Colin Chisholm and Chris Spurgeon spent two years talking about the dogleg of snow off the east ridge of Gray Wolf Peak. Chisholm says they hadn't noticed it until their friend Brian Story made the first descent in 2008. After that, he and Spurgeon kicked themselves for failing to recognize a no-brainer line during previous treks in the Mission Mountains, and they dubbed it BS Gully in honor of Story's revelation.
The duo cut short one subsequent attempt at the couloir due to avalanche danger, but on June 12, Chisolm and Spurgeon finally scaled Gray Wolf with Brian Story and another friend. They picked their way down the hanging snowfield atop the eastern ridge, then dropped into BS Gully, finally realizing a mutual goal.
"He was really psyched," Chisholm says. "Gray Wolf Peak was one of his favorite places, and the Missions were one of his favorite mountain ranges."
The photos Chisholm shot that day show a confident and capable Spurgeon entirely at home on a snowy summit beneath a bluebird sky. Chisholm says he must have 300 pictures of Spurgeon from their nine years skiing the backcountry together. At the time, nothing about the BS Gully descent really stood out.
"It definitely felt like we'd skied what we wanted to for the year and this was just kind of icing on the cake," Story adds.

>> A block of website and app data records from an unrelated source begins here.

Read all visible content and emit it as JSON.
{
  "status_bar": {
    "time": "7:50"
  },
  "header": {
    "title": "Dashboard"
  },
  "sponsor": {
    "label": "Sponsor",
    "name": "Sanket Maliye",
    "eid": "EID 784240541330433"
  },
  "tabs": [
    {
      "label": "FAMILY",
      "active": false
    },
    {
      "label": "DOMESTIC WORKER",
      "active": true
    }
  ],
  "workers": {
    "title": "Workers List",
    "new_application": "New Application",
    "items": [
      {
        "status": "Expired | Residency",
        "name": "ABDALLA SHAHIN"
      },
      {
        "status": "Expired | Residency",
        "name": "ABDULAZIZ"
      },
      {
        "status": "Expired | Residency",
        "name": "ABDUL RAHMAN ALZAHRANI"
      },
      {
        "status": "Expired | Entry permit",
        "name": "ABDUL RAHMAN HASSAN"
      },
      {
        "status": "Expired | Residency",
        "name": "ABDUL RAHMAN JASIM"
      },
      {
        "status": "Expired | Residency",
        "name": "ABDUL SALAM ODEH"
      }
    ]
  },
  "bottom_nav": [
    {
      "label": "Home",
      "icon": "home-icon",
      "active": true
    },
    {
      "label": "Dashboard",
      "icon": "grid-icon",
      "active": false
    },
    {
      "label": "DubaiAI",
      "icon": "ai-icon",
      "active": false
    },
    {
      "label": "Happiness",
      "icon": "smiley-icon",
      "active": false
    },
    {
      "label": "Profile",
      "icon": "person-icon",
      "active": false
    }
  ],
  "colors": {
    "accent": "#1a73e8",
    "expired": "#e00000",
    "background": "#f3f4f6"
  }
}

Two days later, at the age of 37, Spurgeon died in a wet slide avalanche while skiing alone on a different couloir, off the summit of Lolo Peak. His fate remained a mystery until 9:30 a.m. June 18, following a two-day search and rescue operation that involved many of his friends. Chisholm, Story and two others found his body and sat vigil until Spurgeon could be flown out by helicopter.
The impact of the loss was immediate. Spurgeon was quiet and introverted, yet Chisholm describes him as a role model among outdoor enthusiasts in Missoula, an "irreplaceable partner and friend for many, many people."
That status stemmed primarily from his deep respect for the purity of the backcountry experience, Story says, and from his preference for discovering new landscapes rather than conquering them.
"Some people will keep a ski journal and they'll write down how many days they skied and then they'll talk about it," says Chisholm. "Chris skied as much if not more than most people, but he did not give a crap about numbers or defining himself in that way.
"The mountains were Chris's spiritual life, they were his place of refuge and his place of soul-seeking."
Skiing wasn't Spurgeon's only outdoor interest. He was an avid hunter who trekked deep into the backcountry on his own for elk or deer. In 2004, he placed first in the 20-mile Bridger Ridge Run north of Bozeman and did the same in the Devil's Backbone 50-mile footrace in 2006. He also planned to race in the 100-mile Swan Crest Run on July 30 this year.
He could have competed with the best professional athletes, but that flew in the face of his very nature, Chisholm says. Bragging rights, first descents or making a mark didn't interest him.
"He didn't participate in the pissing contest. If these guys over here are going to see who can piss the farthest, Chris is going to turn around and walk and piss by himself. I just loved that about him."
The exact details of the accident itself died with Spurgeon. He was killed while skiing a steep, narrow chute in the Lantern Lake couloir, northwest of Lolo Peak's north summit. On the day he died, the National Water and Climate Center recorded the highest temperatures in the area all spring. Precipitation levels had increased in prior weeks, likely impacting snow conditions and increasing avalanche danger.
An autopsy revealed Spurgeon—who hadn't worn a helmet that day—was killed instantly when his head struck a talus slope during a slide that swept him some 800 feet.
It's essentially a story that could happen to even the most experienced backcountry skier, and for Chisholm, the persisting mystery around Spurgeon's final moments makes it difficult to find closure.
Story, for his part, remembers a moment from the Gray Wolf trip. The group was discussing snow quality—which Story and Chisholm agree was particularly poor that day—when Spurgeon weighed in. As long as you're skiing on snow, it's good skiing, he said.
That was his philosophy, Story says. "That was his bar for it being worth going out."